▶ [WHAT YOU SHOULD DO] Could you show each line of the records that contains the word "Numero"?

▶ [PROVIDED DATA]
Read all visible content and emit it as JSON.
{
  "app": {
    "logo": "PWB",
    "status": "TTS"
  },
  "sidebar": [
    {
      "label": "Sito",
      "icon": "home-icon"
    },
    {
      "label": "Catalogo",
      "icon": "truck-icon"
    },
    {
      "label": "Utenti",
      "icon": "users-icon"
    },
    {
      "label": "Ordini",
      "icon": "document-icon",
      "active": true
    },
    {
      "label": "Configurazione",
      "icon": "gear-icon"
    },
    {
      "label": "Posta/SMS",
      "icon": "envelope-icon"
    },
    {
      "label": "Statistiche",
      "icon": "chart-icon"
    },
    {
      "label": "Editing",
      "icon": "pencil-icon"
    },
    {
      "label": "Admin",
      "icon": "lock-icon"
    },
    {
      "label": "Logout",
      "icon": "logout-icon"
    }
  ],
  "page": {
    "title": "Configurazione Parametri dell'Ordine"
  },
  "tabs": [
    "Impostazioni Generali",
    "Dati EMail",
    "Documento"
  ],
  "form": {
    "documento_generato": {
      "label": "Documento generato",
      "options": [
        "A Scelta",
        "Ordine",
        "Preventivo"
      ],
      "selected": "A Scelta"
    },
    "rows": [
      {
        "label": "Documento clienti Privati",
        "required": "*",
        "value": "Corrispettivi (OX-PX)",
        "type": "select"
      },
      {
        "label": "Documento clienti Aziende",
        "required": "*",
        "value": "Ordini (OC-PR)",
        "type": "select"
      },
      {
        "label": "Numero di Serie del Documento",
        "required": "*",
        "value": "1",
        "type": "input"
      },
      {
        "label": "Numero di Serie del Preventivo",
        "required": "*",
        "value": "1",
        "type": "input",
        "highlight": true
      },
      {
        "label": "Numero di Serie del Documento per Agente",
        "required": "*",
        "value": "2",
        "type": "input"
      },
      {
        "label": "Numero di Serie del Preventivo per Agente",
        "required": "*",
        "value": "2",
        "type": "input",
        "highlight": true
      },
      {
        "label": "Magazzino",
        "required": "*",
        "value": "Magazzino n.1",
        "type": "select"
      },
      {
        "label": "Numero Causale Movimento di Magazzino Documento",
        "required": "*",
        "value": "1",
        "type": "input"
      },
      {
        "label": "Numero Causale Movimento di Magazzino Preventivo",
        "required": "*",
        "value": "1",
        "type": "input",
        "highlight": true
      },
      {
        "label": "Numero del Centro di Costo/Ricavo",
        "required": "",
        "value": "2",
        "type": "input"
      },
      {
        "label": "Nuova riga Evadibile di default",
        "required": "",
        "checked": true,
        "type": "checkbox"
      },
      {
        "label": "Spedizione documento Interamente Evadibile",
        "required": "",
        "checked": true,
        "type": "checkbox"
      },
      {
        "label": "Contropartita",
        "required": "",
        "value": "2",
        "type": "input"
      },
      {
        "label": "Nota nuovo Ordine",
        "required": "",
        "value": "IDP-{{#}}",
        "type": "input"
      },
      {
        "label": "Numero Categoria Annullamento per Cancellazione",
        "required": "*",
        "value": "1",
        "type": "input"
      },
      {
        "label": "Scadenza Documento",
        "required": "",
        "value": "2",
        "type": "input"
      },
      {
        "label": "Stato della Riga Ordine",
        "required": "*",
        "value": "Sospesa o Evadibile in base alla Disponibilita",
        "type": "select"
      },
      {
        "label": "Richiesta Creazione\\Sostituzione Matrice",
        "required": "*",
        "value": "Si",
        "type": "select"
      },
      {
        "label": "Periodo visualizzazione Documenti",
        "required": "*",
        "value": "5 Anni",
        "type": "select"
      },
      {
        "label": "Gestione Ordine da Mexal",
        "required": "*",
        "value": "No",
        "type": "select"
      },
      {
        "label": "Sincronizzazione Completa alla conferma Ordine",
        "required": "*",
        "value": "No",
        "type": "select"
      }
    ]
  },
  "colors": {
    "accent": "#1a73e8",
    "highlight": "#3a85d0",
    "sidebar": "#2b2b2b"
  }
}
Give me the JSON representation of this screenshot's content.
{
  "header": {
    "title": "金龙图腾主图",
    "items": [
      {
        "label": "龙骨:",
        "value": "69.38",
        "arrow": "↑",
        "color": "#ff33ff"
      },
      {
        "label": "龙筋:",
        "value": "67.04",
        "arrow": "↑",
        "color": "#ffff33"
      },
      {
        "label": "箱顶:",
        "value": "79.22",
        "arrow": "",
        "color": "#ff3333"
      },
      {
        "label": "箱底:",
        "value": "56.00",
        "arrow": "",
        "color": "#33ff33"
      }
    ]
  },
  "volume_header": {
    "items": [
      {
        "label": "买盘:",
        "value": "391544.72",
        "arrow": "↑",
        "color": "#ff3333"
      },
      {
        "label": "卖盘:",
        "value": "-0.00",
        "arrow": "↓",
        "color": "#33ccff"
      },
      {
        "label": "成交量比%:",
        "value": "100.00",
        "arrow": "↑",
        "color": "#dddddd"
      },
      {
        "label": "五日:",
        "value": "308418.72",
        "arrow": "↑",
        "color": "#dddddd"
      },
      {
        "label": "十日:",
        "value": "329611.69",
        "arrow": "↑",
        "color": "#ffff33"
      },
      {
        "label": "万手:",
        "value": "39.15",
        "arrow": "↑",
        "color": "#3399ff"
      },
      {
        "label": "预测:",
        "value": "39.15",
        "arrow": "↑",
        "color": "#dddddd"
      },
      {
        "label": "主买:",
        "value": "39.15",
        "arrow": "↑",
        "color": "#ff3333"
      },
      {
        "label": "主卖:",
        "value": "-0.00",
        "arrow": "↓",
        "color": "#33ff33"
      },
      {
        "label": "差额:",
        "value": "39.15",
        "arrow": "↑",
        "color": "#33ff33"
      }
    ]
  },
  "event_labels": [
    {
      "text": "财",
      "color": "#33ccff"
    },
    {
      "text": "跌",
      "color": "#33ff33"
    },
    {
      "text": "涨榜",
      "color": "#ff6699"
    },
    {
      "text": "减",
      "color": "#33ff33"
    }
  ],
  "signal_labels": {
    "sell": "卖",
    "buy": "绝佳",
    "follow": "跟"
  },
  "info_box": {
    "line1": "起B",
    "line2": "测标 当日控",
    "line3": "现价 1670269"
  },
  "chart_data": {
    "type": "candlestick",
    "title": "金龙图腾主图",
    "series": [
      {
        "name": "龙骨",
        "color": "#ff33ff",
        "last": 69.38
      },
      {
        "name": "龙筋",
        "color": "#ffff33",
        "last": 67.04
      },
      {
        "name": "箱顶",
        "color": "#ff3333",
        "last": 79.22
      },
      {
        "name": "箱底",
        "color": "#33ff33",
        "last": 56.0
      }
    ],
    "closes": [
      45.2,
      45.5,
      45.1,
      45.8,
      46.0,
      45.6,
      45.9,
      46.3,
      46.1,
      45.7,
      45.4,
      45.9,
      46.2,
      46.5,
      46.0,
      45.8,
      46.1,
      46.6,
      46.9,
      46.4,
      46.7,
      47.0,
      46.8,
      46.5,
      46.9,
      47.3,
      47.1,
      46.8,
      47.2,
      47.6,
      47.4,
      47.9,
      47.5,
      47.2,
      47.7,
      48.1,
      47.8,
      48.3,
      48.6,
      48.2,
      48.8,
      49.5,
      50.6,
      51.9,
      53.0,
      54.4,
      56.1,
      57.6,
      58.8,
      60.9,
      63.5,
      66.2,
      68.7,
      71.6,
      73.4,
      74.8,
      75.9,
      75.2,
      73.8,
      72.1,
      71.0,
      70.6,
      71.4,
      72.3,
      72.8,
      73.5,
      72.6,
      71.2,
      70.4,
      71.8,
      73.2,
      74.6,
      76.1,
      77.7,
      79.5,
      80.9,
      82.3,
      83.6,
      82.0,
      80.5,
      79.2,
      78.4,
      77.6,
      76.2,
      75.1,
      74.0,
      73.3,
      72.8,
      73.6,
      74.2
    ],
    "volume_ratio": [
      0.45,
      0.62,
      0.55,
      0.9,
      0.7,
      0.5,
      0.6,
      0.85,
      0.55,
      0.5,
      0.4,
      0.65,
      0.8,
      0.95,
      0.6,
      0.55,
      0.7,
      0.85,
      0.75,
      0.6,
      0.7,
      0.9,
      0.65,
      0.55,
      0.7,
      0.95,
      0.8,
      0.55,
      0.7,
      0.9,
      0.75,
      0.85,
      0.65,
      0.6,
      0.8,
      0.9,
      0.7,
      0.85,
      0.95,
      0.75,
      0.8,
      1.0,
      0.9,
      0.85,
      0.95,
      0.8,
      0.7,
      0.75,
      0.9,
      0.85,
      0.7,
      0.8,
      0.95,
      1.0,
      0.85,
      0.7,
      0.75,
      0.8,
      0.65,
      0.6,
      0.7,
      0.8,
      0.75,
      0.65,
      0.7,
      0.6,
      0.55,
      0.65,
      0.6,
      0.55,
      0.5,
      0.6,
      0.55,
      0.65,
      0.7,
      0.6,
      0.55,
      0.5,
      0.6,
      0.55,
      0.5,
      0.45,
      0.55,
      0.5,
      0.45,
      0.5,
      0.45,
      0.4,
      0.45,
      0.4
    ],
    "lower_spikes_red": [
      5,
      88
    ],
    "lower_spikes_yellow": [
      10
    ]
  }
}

▶ [EXERCISE ANSWER]
        "label": "Numero di Serie del Documento",
        "label": "Numero di Serie del Preventivo",
        "label": "Numero di Serie del Documento per Agente",
        "label": "Numero di Serie del Preventivo per Agente",
        "label": "Numero Causale Movimento di Magazzino Documento",
        "label": "Numero Causale Movimento di Magazzino Preventivo",
        "label": "Numero del Centro di Costo/Ricavo",
        "label": "Numero Categoria Annullamento per Cancellazione",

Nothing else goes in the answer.